When Divas Attack
By Michael Musto
Not since the immortal film King Kong vs. Godzilla has there been such a fierce battle of imposing creatures swatting each other away as they grasp for continued success (though these ladies are much better waxed).
Addicted to the spotlight -- and the dough -- these dames have come out of retirement more times than David Bowie or Tonya Harding. All at once, sexpots-turned-sexagenarians Cher and Bette Midler have been alternating at Las Vegas's Caesars Palace, along with another finely aged diva, Elton John. ('Does it get any gayer?' Midler quipped about this campy trinity); disco queen Donna Summer tried to get her album Crayons 'on the radio' as two other chanteuses, Grace Jones and Whitney Houston, were hot on her orthopedic (I'm joking) heels; and grand dames Madonna, Tina Turner, and Janet Jackson are all bravely facing the road again, while Liza Minnelli keeps on ticking against all odds, belting 'Cabaret' whenever you prop her face in front of a microphone. She's more indestructible than the 50-foot woman!
A modern-day Jurassic Park or an inspirational fable showing that 55 is the new 25? The latter, for sure. While these divas have to constantly remind newbies of who they are in between deep-tissue massages, they have years of know-how to help them do so while providing expert entertainment that sometimes even turns a profit. And so, en masse, they've gone on the attack to get you to love them all over again!

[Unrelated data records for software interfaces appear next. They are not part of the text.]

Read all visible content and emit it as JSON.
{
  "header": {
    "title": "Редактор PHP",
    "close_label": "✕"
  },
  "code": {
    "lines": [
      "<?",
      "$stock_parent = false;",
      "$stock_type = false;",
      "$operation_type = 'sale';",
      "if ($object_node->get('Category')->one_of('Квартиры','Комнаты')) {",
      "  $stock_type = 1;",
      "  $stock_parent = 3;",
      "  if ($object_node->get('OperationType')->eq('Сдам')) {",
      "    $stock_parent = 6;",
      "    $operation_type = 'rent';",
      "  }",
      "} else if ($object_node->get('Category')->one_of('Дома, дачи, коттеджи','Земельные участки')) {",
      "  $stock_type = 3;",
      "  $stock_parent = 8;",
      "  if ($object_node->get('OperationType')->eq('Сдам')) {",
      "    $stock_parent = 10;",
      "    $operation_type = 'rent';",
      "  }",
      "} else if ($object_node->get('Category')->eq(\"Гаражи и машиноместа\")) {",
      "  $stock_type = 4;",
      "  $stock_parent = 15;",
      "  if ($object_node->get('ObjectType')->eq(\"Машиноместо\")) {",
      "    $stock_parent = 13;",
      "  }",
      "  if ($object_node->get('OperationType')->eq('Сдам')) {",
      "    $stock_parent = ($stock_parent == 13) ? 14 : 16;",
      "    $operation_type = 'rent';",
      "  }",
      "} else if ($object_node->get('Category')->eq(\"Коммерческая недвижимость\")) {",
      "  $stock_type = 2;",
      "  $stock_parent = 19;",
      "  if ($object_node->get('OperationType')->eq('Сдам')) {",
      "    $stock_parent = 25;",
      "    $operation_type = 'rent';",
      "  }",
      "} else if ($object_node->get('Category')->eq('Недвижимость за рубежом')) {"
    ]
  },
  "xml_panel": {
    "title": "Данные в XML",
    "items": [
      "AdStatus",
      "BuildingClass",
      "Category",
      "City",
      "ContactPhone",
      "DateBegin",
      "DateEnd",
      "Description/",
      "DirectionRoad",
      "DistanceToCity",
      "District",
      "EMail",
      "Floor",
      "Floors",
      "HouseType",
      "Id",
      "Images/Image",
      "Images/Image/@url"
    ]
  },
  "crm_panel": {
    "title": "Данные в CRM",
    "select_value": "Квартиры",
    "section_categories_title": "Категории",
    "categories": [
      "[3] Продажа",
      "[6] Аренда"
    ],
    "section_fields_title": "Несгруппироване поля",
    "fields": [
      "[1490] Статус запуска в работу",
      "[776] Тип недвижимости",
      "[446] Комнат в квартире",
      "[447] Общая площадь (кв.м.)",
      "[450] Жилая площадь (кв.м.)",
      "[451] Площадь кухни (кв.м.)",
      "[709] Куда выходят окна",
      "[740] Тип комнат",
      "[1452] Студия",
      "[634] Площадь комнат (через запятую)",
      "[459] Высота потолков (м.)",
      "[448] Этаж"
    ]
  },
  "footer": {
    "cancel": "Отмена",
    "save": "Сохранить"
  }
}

Of course, their most common trick is to simply employ a younger, hotter costar to add some contempo luster to their act. Madonna, 50, teamed with Justin Timberlake as cash registers ka-chinged; Turner, 68, launched a tour after her Grammy Awards duet with Beyonc' showed everyone who's boss; and reports claim Whitney is duetting with 23-year-old Brit sensation Leona Lewis (I guess she really believes 'the children are our future...').
And if all else fails, bring in the aerialists -- that's what Cher does during her stage show, presumably to fill time while she's segueing into another Bob Mackie. As a smooth-faced purveyor of spectacle, Cher will probably never become obsolete, especially since she's found the consummate home for her enjoyably questionable taste -- Las Vegas. That's clearly where this dino truly soars.
What's more, Cher -- like Tina, Liza, and Bette -- specializes in serving up the oldies, a reliable formula that backfires only when your audience eventually can't leave the house. More audaciously, Jackson (who's still living down her right breast and her older bro) and Summer came up with new music, but it hasn't granted either of them the Mariah-style comeback they needed. Whitney's also facing an uphill struggle (even with Leona Lewis and without Bobby Brown); long ago she became more famous for the way she sweated when going through customs than for temperature-raising love ballads or The Bodyguard. With her Dr. Frankenstein -- Clive Davis -- recently demoted, it's not certain that Whitney's Mothra-like wings can still take her to number 1.
But the winner is still Madonna, who this year forged forward and squeezed one more smash out of her loins. Is she losing energy? Hardly. In fact, she's the one who had to give vitamin shots to Timberlake. Cleverly, Madge inevitably calls on the red-hot collaborators du jour while slyly working the Internet for promotion. The only danger is that Madonna's hipness might seem a little rote these days. She's become more robot than gorgon, and one senses that her wiring might eventually wear down.
Still, like the other divas, she's simply doing what a gal's got to do to stay alive in the face of a radio biz that is repulsed by middle age. Bravo to her, Tina, and the rest for making it OK for seasoned broads to push some buttons and open others. May they all have monster hits!